Menacing is one of the most common crimes that involve doing something that puts another person in danger of physical injury. You do not have to inflict an injury on a person to be charged with menacing. This statute provides that you only threaten another person with physical injury if you display a weapon as your action, then you will be charged with second-degree menacing as defined under the New York Penal Code: 120: 14. For you to face prosecution under this statute, the prosecutor must show the following:
1. You committed the third-degree menacing crime in violation of a protection order, or
2. You engaged in a cause of conduct or followed someone repeatedly to place them in fear of death or physical injury, or
3. You intentionally placed someone in a reasonable fear of death or injury by displaying a dangerous instrument or deadly weapon.
Two women come shouting over issues concerning drugs. One woman came out claiming that the other woman stole a bunch of marijuana from her. In that incidence, the woman pulled out a gun and pointed it out to her. While she threatens to use the weapon, she does not use it. Instead, she pulls back the gun and walks away to her car. The woman who pulled out her gun could face a second-degree menacing charge because she displayed a deadly instrument or weapon to put the other in reasonable fear of death or physical injury.
1. First-degree criminal contempt: New York Penal Code 215:51
2. Menacing a peace officer or a police officer: New York Penal Code 120:18
3. Third-degree menacing: New York Penal Code 120:15
4. First degree menacing: New York Penal Code 120:13
For you to defend a third-degree menacing charge, you must prove to the judge that you did not display a dangerous weapon or deadly instrument. Not every knife or gun is necessary a hazardous or deadly weapon. For instance, a small utility knife can be used for many other purposes than just threatening another person. For this reason, it is not serious to threaten the life or another person or cause a physical injury.

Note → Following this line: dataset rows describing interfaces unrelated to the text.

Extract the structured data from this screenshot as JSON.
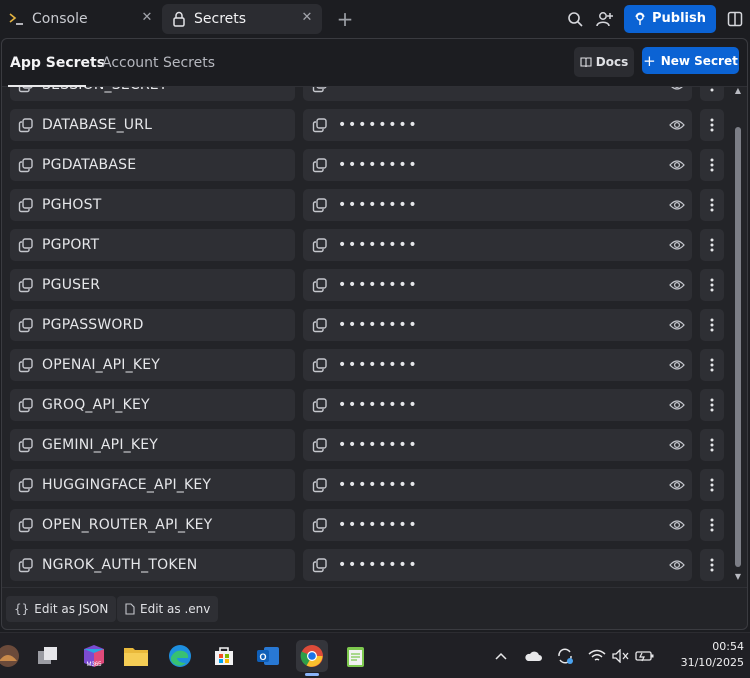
{
  "tabs": [
    {
      "label": "Console",
      "icon": "terminal-icon"
    },
    {
      "label": "Secrets",
      "icon": "lock-icon"
    }
  ],
  "toolbar": {
    "publish_label": "Publish"
  },
  "header": {
    "tabs": [
      "App Secrets",
      "Account Secrets"
    ],
    "active_tab": "App Secrets",
    "docs_label": "Docs",
    "new_secret_label": "New Secret"
  },
  "secrets": [
    {
      "key": "SESSION_SECRET",
      "value": "••••••••"
    },
    {
      "key": "DATABASE_URL",
      "value": "••••••••"
    },
    {
      "key": "PGDATABASE",
      "value": "••••••••"
    },
    {
      "key": "PGHOST",
      "value": "••••••••"
    },
    {
      "key": "PGPORT",
      "value": "••••••••"
    },
    {
      "key": "PGUSER",
      "value": "••••••••"
    },
    {
      "key": "PGPASSWORD",
      "value": "••••••••"
    },
    {
      "key": "OPENAI_API_KEY",
      "value": "••••••••"
    },
    {
      "key": "GROQ_API_KEY",
      "value": "••••••••"
    },
    {
      "key": "GEMINI_API_KEY",
      "value": "••••••••"
    },
    {
      "key": "HUGGINGFACE_API_KEY",
      "value": "••••••••"
    },
    {
      "key": "OPEN_ROUTER_API_KEY",
      "value": "••••••••"
    },
    {
      "key": "NGROK_AUTH_TOKEN",
      "value": "••••••••"
    }
  ],
  "footer": {
    "edit_json_label": "Edit as JSON",
    "edit_env_label": "Edit as .env"
  },
  "taskbar": {
    "apps": [
      "widgets",
      "task-view",
      "microsoft-365",
      "file-explorer",
      "edge",
      "store",
      "outlook",
      "chrome",
      "notepad"
    ],
    "clock_time": "00:54",
    "clock_date": "31/10/2025"
  },
  "colors": {
    "accent": "#0b63d4",
    "background": "#1c1d21",
    "row": "#2e2f34"
  }
}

Because the second-degree menacing is a class A misdemeanor, you are likely to face a one-year jail term if found guilty. You will be taken to a county jail. However, the judge can opt to sentence you to a probation term instead of a typical jail term. Also, you may be required to pay a fine of $1,000 instead of going to jail.
New York Penal Code 120.14: second-degree menacing
A person is found guilty with a second-degree menacing when:
1. He or she attempts or intentionally places another person in fear of death or physical injury by displaying a dangerous weapon or deadly instrument. You can also display anything that appears to be a revolver, gun, pistol, machine gun, short gun, or any other firearm.
2. He or she repeatedly follows another person repeatedly in a manner that suggests they might be in danger of physical harm or death.
The NYC Criminal Attorneys Law Firm
You might think that being arrested for a second-degree misdemeanor offense is not so serious. However, this is a serious offense. The conviction resulting from this offense can affect you for the rest of your life living with a criminal record. You may spend one year in jail away from your family members and close friends. However, there are many defenses associated with this criminal offense to make it dropped or reduced. The staffs at the NYC Criminal Attorneys Law Firm have enough experience in representing and defending clients with criminal charges. Please contact us for a free consultation session.